*HOW TO COMPLETE THIS TASK*
Can you restate the records below word for word?
[SUPPLIED ENTRIES — start]
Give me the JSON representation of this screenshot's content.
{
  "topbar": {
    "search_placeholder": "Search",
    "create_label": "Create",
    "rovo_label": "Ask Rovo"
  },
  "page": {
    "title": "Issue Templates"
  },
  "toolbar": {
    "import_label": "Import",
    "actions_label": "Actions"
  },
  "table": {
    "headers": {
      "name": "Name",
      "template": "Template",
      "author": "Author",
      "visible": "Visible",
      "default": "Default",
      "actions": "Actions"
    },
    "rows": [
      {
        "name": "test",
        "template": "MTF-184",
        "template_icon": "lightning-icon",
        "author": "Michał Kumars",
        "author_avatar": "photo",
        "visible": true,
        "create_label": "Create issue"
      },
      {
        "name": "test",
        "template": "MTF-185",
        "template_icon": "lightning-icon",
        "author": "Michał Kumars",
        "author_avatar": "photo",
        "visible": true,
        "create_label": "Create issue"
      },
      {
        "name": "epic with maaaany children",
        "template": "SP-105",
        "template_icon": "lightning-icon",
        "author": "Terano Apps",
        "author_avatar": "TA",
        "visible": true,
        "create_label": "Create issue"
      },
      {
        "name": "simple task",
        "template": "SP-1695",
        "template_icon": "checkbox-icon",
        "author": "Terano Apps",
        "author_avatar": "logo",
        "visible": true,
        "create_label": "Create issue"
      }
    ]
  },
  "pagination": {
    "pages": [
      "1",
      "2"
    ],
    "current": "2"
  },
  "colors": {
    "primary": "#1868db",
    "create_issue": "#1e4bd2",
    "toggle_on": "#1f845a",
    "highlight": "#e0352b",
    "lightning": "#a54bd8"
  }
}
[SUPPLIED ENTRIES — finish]
*TASK OUTPUT*
Give me the JSON representation of this screenshot's content.
{
  "topbar": {
    "search_placeholder": "Search",
    "create_label": "Create",
    "rovo_label": "Ask Rovo"
  },
  "page": {
    "title": "Issue Templates"
  },
  "toolbar": {
    "import_label": "Import",
    "actions_label": "Actions"
  },
  "table": {
    "headers": {
      "name": "Name",
      "template": "Template",
      "author": "Author",
      "visible": "Visible",
      "default": "Default",
      "actions": "Actions"
    },
    "rows": [
      {
        "name": "test",
        "template": "MTF-184",
        "template_icon": "lightning-icon",
        "author": "Michał Kumars",
        "author_avatar": "photo",
        "visible": true,
        "create_label": "Create issue"
      },
      {
        "name": "test",
        "template": "MTF-185",
        "template_icon": "lightning-icon",
        "author": "Michał Kumars",
        "author_avatar": "photo",
        "visible": true,
        "create_label": "Create issue"
      },
      {
        "name": "epic with maaaany children",
        "template": "SP-105",
        "template_icon": "lightning-icon",
        "author": "Terano Apps",
        "author_avatar": "TA",
        "visible": true,
        "create_label": "Create issue"
      },
      {
        "name": "simple task",
        "template": "SP-1695",
        "template_icon": "checkbox-icon",
        "author": "Terano Apps",
        "author_avatar": "logo",
        "visible": true,
        "create_label": "Create issue"
      }
    ]
  },
  "pagination": {
    "pages": [
      "1",
      "2"
    ],
    "current": "2"
  },
  "colors": {
    "primary": "#1868db",
    "create_issue": "#1e4bd2",
    "toggle_on": "#1f845a",
    "highlight": "#e0352b",
    "lightning": "#a54bd8"
  }
}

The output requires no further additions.